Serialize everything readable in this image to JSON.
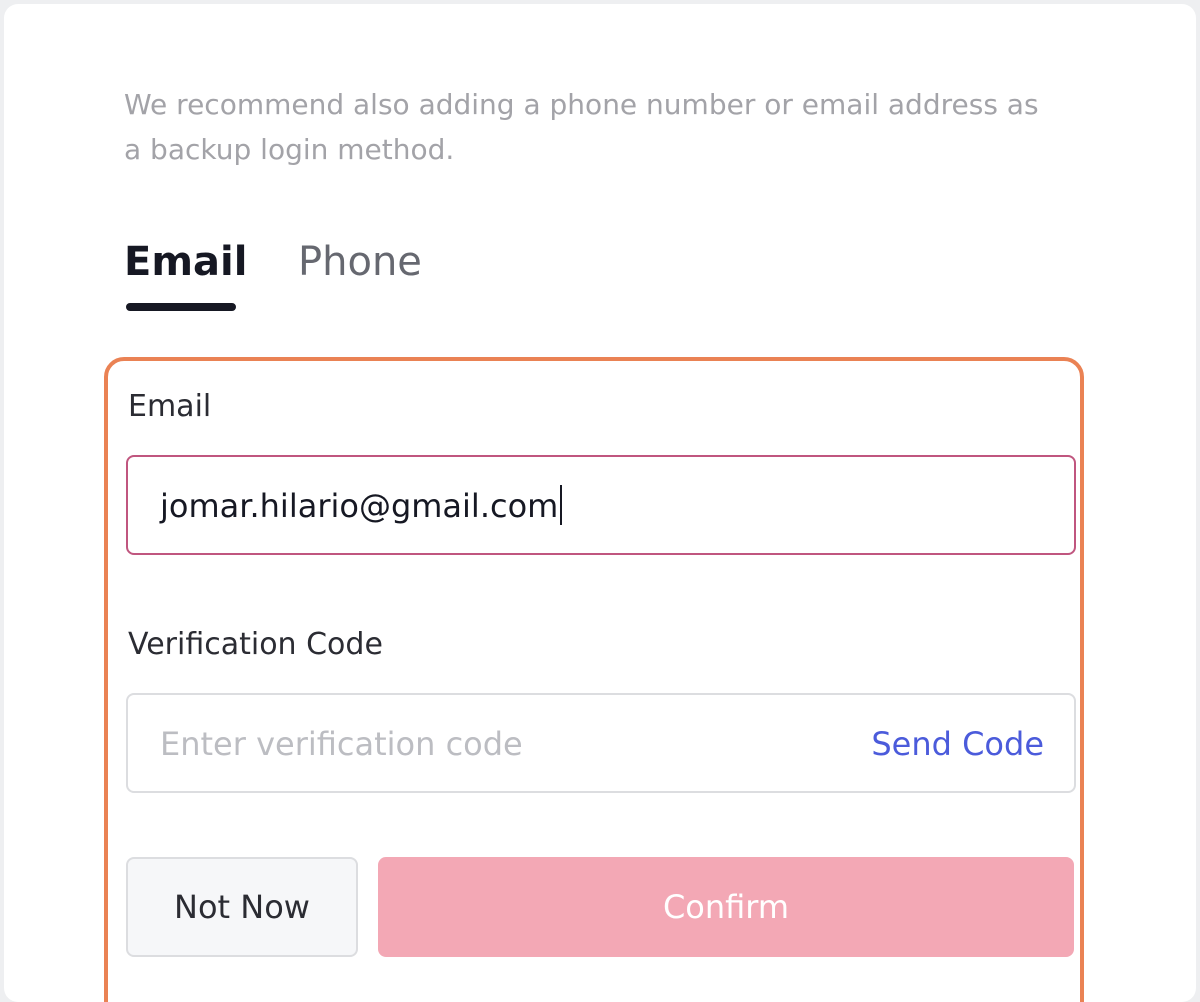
{
  "description": "We recommend also adding a phone number or email address as a backup login method.",
  "tabs": {
    "email": "Email",
    "phone": "Phone",
    "active": "Email"
  },
  "form": {
    "email_label": "Email",
    "email_value": "jomar.hilario@gmail.com",
    "code_label": "Verification Code",
    "code_placeholder": "Enter verification code",
    "send_code": "Send Code",
    "not_now": "Not Now",
    "confirm": "Confirm"
  },
  "colors": {
    "highlight_border": "#ea8254",
    "email_input_border": "#c0567f",
    "link": "#4b5bdb",
    "confirm_disabled": "#f3a8b5"
  }
}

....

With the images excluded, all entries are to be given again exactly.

Serialize everything readable in this image to JSON.
{
  "description": "We recommend also adding a phone number or email address as a backup login method.",
  "tabs": {
    "email": "Email",
    "phone": "Phone",
    "active": "Email"
  },
  "form": {
    "email_label": "Email",
    "email_value": "jomar.hilario@gmail.com",
    "code_label": "Verification Code",
    "code_placeholder": "Enter verification code",
    "send_code": "Send Code",
    "not_now": "Not Now",
    "confirm": "Confirm"
  },
  "colors": {
    "highlight_border": "#ea8254",
    "email_input_border": "#c0567f",
    "link": "#4b5bdb",
    "confirm_disabled": "#f3a8b5"
  }
}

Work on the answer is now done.